Given that the Sun reproduced pages from contemporaneous notes made by one of the officers, including Mr. Layton's name, birth date and address, he had little choice but to make the admission.
But Mr. Layton, Ms. Chow - both then Metro Toronto councillors - and NDP lawyer Brian Iler all painted his visit there as an entirely innocent excursion.
The NDP leader said he simply went for a massage and had no idea the place was suspect; Ms. Chow noted that her husband exercises regularly, was and is in great shape and just needed a massage, and Mr. Iler said in a written statement that Mr. Layton "had no knowledge whatsoever that the therapist's location may have been used for illicit purposes."
A rather richer picture was provided by the officer's reproduced notes and an interview with the Sun: Mr. Layton, ostensibly there for a shiatsu massage (which traditionally doesn't require the removal of any clothing, let alone all of it) was lying naked on a bed; the female "therapist" dumped wet Kleenex into a garbage can upon the arrival of the police, and when Mr. Layton was asked if he'd received a sexual service and replied that he was there for shiatsu and one of the officers asked why, then, he had all his clothes off, he had no reply.
While it's presumably possible to wander by mistake into a seedy little joint with a blaring red sign looking for a normal massage, it seems unlikely, especially for a sophisticated urban-dweller like Mr. Layton.
What it says about one of the most trusted political figures in the country is consistent with a thread of hypocrisy which has run through his political life.
As self-styled defenders of the oppressed and marginalized, Mr. Layton and Ms. Chow, then earning about $120,000 a year between them, nonetheless for years lived in a government-subsidized three-bedroom co-op apartment where they paid alleged "market" rent of $800 a month.
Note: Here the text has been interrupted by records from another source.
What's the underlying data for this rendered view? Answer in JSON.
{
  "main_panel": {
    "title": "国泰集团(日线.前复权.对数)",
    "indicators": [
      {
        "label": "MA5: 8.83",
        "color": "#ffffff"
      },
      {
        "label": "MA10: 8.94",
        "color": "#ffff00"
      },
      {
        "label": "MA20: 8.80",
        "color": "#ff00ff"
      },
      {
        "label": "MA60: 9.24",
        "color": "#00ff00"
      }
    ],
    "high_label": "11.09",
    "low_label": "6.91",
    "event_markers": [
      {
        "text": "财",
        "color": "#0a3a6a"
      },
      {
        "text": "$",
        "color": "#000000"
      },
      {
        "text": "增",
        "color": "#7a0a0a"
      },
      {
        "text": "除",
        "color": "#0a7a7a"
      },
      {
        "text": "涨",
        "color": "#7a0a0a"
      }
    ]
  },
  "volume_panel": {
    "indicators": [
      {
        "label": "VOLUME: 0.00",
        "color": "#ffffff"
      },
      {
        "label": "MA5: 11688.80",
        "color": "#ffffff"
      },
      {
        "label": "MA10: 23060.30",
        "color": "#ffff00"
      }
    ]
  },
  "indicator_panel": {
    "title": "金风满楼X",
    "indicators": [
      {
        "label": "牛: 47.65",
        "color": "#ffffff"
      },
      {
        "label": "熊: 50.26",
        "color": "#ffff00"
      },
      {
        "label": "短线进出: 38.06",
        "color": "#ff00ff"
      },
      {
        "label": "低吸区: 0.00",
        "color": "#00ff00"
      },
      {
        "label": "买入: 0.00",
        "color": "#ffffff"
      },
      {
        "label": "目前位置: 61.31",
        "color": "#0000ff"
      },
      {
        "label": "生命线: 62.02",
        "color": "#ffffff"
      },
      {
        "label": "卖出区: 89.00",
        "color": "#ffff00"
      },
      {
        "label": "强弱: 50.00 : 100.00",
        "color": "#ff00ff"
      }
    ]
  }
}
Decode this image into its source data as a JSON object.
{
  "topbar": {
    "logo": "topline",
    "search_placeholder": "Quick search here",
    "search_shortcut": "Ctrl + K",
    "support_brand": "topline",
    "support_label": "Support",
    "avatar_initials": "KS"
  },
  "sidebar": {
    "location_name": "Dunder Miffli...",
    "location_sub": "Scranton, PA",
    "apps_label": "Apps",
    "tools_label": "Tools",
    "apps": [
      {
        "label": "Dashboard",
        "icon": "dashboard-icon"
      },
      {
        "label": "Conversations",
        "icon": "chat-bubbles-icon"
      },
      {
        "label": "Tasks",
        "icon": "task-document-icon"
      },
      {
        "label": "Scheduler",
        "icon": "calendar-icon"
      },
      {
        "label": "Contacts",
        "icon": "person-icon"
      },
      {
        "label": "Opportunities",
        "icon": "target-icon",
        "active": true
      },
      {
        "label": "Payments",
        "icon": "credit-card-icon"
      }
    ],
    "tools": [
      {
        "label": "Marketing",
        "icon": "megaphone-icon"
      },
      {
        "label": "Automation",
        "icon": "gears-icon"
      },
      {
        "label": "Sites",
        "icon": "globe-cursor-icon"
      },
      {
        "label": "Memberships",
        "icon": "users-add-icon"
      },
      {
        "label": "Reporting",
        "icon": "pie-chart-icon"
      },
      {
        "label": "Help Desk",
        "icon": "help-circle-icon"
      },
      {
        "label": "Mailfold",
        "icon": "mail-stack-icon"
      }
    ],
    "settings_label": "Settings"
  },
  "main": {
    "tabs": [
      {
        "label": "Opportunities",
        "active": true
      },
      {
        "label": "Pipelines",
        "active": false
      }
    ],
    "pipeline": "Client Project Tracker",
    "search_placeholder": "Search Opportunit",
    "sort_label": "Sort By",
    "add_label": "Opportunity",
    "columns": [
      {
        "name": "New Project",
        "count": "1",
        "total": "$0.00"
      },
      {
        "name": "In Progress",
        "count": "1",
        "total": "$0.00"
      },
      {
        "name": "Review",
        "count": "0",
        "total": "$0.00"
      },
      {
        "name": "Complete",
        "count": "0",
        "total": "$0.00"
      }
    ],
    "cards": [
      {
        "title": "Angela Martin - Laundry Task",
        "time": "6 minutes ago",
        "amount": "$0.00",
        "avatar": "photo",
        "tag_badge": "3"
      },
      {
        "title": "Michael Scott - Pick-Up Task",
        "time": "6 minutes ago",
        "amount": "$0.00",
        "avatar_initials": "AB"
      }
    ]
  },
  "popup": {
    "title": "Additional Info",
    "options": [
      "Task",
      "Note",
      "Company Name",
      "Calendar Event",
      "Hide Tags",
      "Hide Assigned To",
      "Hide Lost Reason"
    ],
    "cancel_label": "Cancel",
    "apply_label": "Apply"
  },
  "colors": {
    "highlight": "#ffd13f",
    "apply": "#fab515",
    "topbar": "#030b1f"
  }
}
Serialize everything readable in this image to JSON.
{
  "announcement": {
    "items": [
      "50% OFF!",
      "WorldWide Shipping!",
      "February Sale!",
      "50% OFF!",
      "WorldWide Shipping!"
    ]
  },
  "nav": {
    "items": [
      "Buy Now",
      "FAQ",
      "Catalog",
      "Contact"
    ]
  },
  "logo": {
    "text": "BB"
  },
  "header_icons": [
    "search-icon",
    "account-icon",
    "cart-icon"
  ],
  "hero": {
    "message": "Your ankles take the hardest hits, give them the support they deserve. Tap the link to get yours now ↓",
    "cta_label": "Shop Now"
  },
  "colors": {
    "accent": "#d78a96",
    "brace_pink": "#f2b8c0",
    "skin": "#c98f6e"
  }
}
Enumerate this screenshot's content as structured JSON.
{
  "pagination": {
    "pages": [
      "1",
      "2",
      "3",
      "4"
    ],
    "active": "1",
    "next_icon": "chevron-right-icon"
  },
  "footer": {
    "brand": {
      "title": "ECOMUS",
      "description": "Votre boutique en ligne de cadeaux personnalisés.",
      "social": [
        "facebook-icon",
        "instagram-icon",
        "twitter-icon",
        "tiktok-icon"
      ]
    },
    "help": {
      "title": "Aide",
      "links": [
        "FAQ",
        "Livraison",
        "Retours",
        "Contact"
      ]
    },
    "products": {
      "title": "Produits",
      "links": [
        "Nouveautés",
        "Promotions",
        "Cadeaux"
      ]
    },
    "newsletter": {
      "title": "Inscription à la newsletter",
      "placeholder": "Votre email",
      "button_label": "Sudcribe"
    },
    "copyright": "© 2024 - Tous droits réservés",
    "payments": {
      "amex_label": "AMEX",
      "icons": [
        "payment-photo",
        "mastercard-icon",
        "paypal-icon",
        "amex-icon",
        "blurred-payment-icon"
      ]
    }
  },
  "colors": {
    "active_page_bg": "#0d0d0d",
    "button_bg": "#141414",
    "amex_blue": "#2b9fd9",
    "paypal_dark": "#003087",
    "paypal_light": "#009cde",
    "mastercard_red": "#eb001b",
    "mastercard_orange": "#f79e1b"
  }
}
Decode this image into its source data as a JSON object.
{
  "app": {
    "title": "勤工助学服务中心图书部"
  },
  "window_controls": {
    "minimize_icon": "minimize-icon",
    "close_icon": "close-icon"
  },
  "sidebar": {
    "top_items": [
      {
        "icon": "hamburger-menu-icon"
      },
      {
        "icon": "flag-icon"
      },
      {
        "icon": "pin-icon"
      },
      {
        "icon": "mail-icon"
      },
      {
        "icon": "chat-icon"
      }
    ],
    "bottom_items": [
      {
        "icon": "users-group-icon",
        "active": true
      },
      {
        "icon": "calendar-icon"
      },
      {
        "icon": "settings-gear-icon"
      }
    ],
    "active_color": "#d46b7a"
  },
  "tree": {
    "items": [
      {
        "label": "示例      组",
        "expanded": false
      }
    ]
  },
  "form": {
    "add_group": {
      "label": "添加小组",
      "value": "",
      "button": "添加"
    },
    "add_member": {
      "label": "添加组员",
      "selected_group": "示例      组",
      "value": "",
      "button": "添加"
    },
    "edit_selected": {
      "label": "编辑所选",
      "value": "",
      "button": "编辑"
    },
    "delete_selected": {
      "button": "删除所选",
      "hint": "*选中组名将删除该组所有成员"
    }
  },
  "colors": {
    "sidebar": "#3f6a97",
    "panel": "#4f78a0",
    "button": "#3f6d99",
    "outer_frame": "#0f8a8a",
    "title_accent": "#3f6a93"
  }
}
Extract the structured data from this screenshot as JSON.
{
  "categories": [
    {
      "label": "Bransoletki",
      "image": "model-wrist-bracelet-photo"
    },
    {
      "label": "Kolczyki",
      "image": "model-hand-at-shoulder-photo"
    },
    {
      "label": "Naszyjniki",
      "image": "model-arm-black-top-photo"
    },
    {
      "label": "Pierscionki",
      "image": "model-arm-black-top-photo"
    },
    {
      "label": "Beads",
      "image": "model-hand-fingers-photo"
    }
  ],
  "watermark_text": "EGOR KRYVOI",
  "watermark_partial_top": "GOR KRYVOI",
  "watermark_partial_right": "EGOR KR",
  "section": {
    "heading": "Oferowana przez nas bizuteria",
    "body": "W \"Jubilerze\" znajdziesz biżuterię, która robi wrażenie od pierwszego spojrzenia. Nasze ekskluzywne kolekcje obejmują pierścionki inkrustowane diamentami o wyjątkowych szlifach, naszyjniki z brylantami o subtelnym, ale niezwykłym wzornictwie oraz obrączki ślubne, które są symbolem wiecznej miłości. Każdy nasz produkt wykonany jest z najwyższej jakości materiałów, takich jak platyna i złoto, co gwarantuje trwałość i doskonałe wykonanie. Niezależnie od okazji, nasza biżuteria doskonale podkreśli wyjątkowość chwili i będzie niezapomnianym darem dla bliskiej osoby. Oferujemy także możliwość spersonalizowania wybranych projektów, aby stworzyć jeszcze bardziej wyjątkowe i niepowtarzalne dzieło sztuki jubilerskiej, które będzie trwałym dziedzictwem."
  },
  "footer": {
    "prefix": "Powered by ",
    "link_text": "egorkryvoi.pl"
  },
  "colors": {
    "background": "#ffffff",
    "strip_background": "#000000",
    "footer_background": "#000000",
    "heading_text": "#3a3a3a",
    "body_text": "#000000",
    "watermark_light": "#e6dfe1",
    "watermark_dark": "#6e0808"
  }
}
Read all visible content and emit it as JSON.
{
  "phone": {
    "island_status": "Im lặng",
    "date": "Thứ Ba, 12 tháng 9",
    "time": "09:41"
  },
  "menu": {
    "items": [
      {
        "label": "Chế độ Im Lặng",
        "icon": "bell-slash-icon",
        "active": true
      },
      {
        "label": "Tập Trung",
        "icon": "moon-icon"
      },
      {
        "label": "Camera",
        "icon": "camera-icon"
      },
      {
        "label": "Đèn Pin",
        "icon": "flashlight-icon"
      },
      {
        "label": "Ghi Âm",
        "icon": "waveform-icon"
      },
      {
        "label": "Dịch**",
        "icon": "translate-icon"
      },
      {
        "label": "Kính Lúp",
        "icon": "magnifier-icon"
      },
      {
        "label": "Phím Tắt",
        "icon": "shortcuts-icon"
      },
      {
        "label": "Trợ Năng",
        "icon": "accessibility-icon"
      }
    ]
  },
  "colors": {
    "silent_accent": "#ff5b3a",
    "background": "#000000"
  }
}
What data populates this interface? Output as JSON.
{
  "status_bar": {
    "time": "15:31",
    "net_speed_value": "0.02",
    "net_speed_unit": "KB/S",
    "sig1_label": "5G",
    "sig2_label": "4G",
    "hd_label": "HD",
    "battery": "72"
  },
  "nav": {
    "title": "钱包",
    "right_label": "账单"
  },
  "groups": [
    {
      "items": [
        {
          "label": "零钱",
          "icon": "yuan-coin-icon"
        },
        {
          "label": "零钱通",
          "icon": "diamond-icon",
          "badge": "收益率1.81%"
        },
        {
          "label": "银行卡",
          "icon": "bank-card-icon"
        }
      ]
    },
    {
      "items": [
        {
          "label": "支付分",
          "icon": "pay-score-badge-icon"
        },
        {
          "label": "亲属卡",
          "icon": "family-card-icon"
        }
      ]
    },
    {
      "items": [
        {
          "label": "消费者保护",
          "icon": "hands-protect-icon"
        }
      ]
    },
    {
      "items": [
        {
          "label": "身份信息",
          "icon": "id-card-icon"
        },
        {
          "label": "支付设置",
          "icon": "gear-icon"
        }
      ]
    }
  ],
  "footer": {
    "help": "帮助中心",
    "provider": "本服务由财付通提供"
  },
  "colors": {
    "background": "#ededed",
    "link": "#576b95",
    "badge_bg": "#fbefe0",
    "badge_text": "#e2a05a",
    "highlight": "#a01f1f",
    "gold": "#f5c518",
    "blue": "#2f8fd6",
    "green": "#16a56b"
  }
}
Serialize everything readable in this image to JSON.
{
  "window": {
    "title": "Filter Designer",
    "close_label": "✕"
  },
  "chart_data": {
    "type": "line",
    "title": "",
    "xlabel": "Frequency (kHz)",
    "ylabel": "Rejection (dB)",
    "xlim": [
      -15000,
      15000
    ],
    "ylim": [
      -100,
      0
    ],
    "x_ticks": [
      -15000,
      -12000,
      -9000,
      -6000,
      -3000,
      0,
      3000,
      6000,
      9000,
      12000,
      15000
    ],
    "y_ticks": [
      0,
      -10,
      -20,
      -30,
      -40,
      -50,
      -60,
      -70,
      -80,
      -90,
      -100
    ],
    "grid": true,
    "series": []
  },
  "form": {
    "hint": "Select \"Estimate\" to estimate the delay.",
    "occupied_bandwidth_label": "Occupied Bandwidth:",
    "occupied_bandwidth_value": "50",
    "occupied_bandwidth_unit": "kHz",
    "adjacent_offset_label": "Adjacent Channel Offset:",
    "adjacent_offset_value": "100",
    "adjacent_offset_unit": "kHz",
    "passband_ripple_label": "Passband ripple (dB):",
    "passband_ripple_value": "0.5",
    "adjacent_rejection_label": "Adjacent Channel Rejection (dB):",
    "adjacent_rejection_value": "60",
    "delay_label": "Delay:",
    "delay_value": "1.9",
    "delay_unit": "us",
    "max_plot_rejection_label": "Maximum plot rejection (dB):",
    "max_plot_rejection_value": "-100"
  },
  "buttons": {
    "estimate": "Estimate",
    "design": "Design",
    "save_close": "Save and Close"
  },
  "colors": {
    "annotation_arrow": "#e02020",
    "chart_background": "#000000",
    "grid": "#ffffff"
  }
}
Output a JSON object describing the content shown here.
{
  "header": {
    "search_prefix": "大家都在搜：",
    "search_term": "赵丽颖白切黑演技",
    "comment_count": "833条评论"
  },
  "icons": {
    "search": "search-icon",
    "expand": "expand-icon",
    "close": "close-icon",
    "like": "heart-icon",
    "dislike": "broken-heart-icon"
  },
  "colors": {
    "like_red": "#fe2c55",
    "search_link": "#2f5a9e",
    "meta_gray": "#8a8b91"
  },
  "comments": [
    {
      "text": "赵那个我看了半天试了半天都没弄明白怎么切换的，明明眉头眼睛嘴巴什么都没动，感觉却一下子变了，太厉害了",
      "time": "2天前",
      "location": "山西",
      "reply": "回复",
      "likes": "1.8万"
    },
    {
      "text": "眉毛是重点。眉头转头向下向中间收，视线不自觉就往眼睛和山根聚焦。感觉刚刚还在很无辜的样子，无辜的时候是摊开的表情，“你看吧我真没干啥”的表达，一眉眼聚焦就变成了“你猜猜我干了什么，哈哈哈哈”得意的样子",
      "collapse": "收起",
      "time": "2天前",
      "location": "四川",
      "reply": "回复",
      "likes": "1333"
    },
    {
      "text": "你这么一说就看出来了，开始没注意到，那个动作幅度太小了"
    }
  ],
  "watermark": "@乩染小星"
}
As the perennial booster of public health care, Mr. Layton nonetheless once had hernia surgery at a private facility north of Toronto. And as a staunch feminist who, as a councillor, once advocated a ban on touching during lap dancing, he was found naked in a room at the Velvet Touch.
Mr. Layton wasn't charged or arrested. Police filled out a suspect investigation card, and that, until last weekend, was that.
If the revelations actually gave Mr. Layton a boost with voters, then so too should the news that Toronto Police have asked the Ontario Provincial Police to investigate - the leak, of course.
In fairness, it's what the OPP does best.
And so does the weirdest twist in a fascinating election campaign end on a familiar and particularly Canadian note: Damn the story, hurray for poor Mr. Layton and launch the hunt for the source of the leak on possible breach of trust charges.
It is never more satisfying to shoot the messenger than when the information he releases is unpleasant, or contradicts the favoured narrative of the moment.